    As other posters indicate, batteries should last a long time (many, many months) if you unplug when not playing.
  11. rickreyn


    Jun 16, 2000
    Lutz, Florida
    Unless you're playing a Cirrus, the batteries should keep going, and going, and going...if you unplug your bass.

    My former Cirrus used more batteries than my old VW did oil.
  12. superphat


    Sep 30, 2001
    i keep my bass unplugged, but the batteries die after around 4-6 months or so... (aguilar obp3 18v)

    but i noticed that the tone changes noticeably when the batteries are not fresh. so i change my batteries every 2-3 months.

    if you feel the need to test the batteries, then chances are pretty good that you need to change them!
  13. Mike A

    Mike A

    Oct 3, 2002
    I also use the good ol' tongue check method, but if there's any doubt at all, or if the battery's been in there for any length of time, I'll swap it out before any important gig, just in case. Old batteries get demoted to pedals, tuners, junk around the house, etc.
  14. HeavyDuty

    HeavyDuty Supporting Curmudgeon Staff Member Gold Supporting Member

    Jun 26, 2000
    Central Texas
  15. brock29609

    brock29609 4 strings, 2 wheels

    May 11, 2003
    Greenville, SC
    Do what I did. By a pair of rechargeable NiMH batteries and a charger. Keep one in your bass and one in the charger at all times. After about a dozen gigs, put the fresh one in your bass and put the old one in the charger. Just keep swapping back and forth. Each battery is supposed to last for 500 charges.
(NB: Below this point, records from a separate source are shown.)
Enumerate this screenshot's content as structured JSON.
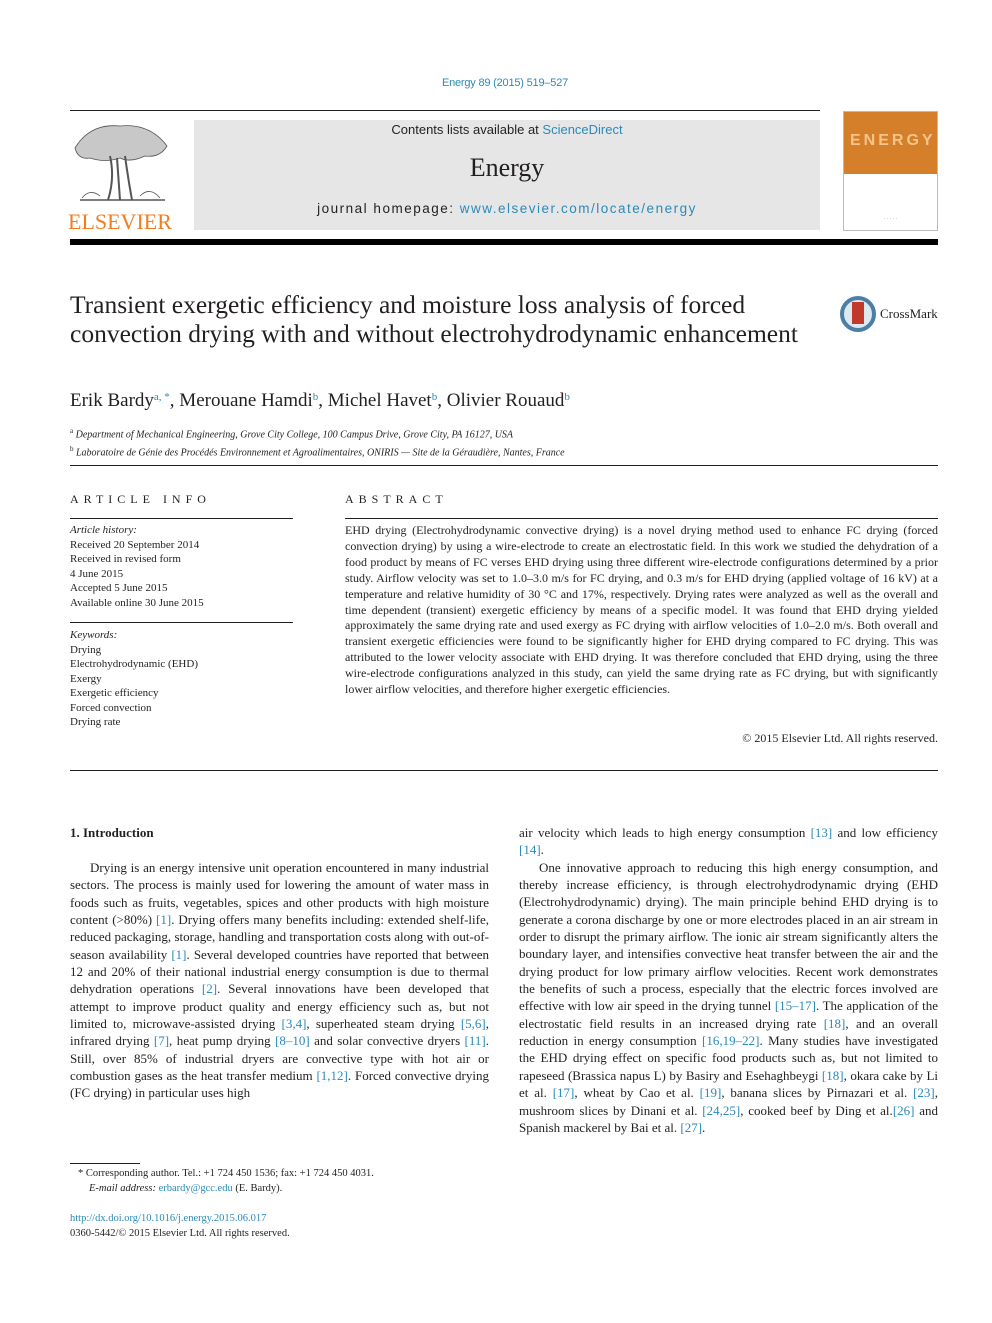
{
  "header": {
    "journal_ref": "Energy 89 (2015) 519–527",
    "publisher_logo_text": "ELSEVIER",
    "contents_prefix": "Contents lists available at ",
    "contents_link": "ScienceDirect",
    "journal_name": "Energy",
    "homepage_prefix": "journal homepage: ",
    "homepage_link": "www.elsevier.com/locate/energy",
    "cover_title": "ENERGY",
    "brand_color": "#f47c20",
    "link_color": "#2a8ab8"
  },
  "article": {
    "title": "Transient exergetic efficiency and moisture loss analysis of forced convection drying with and without electrohydrodynamic enhancement",
    "crossmark_label": "CrossMark",
    "authors": [
      {
        "name": "Erik Bardy",
        "sup": "a, *"
      },
      {
        "name": "Merouane Hamdi",
        "sup": "b"
      },
      {
        "name": "Michel Havet",
        "sup": "b"
      },
      {
        "name": "Olivier Rouaud",
        "sup": "b"
      }
    ],
    "affiliations": [
      {
        "sup": "a",
        "text": "Department of Mechanical Engineering, Grove City College, 100 Campus Drive, Grove City, PA 16127, USA"
      },
      {
        "sup": "b",
        "text": "Laboratoire de Génie des Procédés Environnement et Agroalimentaires, ONIRIS — Site de la Géraudière, Nantes, France"
      }
    ]
  },
  "article_info": {
    "heading": "ARTICLE INFO",
    "history_label": "Article history:",
    "history": [
      "Received 20 September 2014",
      "Received in revised form",
      "4 June 2015",
      "Accepted 5 June 2015",
      "Available online 30 June 2015"
    ],
    "keywords_label": "Keywords:",
    "keywords": [
      "Drying",
      "Electrohydrodynamic (EHD)",
      "Exergy",
      "Exergetic efficiency",
      "Forced convection",
      "Drying rate"
    ]
  },
  "abstract": {
    "heading": "ABSTRACT",
    "text": "EHD drying (Electrohydrodynamic convective drying) is a novel drying method used to enhance FC drying (forced convection drying) by using a wire-electrode to create an electrostatic field. In this work we studied the dehydration of a food product by means of FC verses EHD drying using three different wire-electrode configurations determined by a prior study. Airflow velocity was set to 1.0–3.0 m/s for FC drying, and 0.3 m/s for EHD drying (applied voltage of 16 kV) at a temperature and relative humidity of 30 °C and 17%, respectively. Drying rates were analyzed as well as the overall and time dependent (transient) exergetic efficiency by means of a specific model. It was found that EHD drying yielded approximately the same drying rate and used exergy as FC drying with airflow velocities of 1.0–2.0 m/s. Both overall and transient exergetic efficiencies were found to be significantly higher for EHD drying compared to FC drying. This was attributed to the lower velocity associate with EHD drying. It was therefore concluded that EHD drying, using the three wire-electrode configurations analyzed in this study, can yield the same drying rate as FC drying, but with significantly lower airflow velocities, and therefore higher exergetic efficiencies.",
    "copyright": "© 2015 Elsevier Ltd. All rights reserved."
  },
  "body": {
    "section_heading": "1.  Introduction",
    "col1": [
      {
        "t": "Drying is an energy intensive unit operation encountered in many industrial sectors. The process is mainly used for lowering the amount of water mass in foods such as fruits, vegetables, spices and other products with high moisture content (>80%) "
      },
      {
        "r": "[1]"
      },
      {
        "t": ". Drying offers many benefits including: extended shelf-life, reduced packaging, storage, handling and transportation costs along with out-of-season availability "
      },
      {
        "r": "[1]"
      },
      {
        "t": ". Several developed countries have reported that between 12 and 20% of their national industrial energy consumption is due to thermal dehydration operations "
      },
      {
        "r": "[2]"
      },
      {
        "t": ". Several innovations have been developed that attempt to improve product quality and energy efficiency such as, but not limited to, microwave-assisted drying "
      },
      {
        "r": "[3,4]"
      },
      {
        "t": ", superheated steam drying "
      },
      {
        "r": "[5,6]"
      },
      {
        "t": ", infrared drying "
      },
      {
        "r": "[7]"
      },
      {
        "t": ", heat pump drying "
      },
      {
        "r": "[8–10]"
      },
      {
        "t": " and solar convective dryers "
      },
      {
        "r": "[11]"
      },
      {
        "t": ". Still, over 85% of industrial dryers are convective type with hot air or combustion gases as the heat transfer medium "
      },
      {
        "r": "[1,12]"
      },
      {
        "t": ". Forced convective drying (FC drying) in particular uses high"
      }
    ],
    "col2_p1": [
      {
        "t": "air velocity which leads to high energy consumption "
      },
      {
        "r": "[13]"
      },
      {
        "t": " and low efficiency "
      },
      {
        "r": "[14]"
      },
      {
        "t": "."
      }
    ],
    "col2_p2": [
      {
        "t": "One innovative approach to reducing this high energy consumption, and thereby increase efficiency, is through electrohydrodynamic drying (EHD (Electrohydrodynamic) drying). The main principle behind EHD drying is to generate a corona discharge by one or more electrodes placed in an air stream in order to disrupt the primary airflow. The ionic air stream significantly alters the boundary layer, and intensifies convective heat transfer between the air and the drying product for low primary airflow velocities. Recent work demonstrates the benefits of such a process, especially that the electric forces involved are effective with low air speed in the drying tunnel "
      },
      {
        "r": "[15–17]"
      },
      {
        "t": ". The application of the electrostatic field results in an increased drying rate "
      },
      {
        "r": "[18]"
      },
      {
        "t": ", and an overall reduction in energy consumption "
      },
      {
        "r": "[16,19–22]"
      },
      {
        "t": ". Many studies have investigated the EHD drying effect on specific food products such as, but not limited to rapeseed (Brassica napus L) by Basiry and Esehaghbeygi "
      },
      {
        "r": "[18]"
      },
      {
        "t": ", okara cake by Li et al. "
      },
      {
        "r": "[17]"
      },
      {
        "t": ", wheat by Cao et al. "
      },
      {
        "r": "[19]"
      },
      {
        "t": ", banana slices by Pirnazari et al. "
      },
      {
        "r": "[23]"
      },
      {
        "t": ", mushroom slices by Dinani et al. "
      },
      {
        "r": "[24,25]"
      },
      {
        "t": ", cooked beef by Ding et al."
      },
      {
        "r": "[26]"
      },
      {
        "t": " and Spanish mackerel by Bai et al. "
      },
      {
        "r": "[27]"
      },
      {
        "t": "."
      }
    ]
  },
  "footnote": {
    "corresponding": "* Corresponding author. Tel.: +1 724 450 1536; fax: +1 724 450 4031.",
    "email_label": "E-mail address: ",
    "email": "erbardy@gcc.edu",
    "email_suffix": " (E. Bardy).",
    "doi": "http://dx.doi.org/10.1016/j.energy.2015.06.017",
    "issn": "0360-5442/© 2015 Elsevier Ltd. All rights reserved."
  }
}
    Don't buy them at Radio Shack. Overprices. Lots of good online retailers. I got my whole order (2 9V batteries and charger) shipped for $20.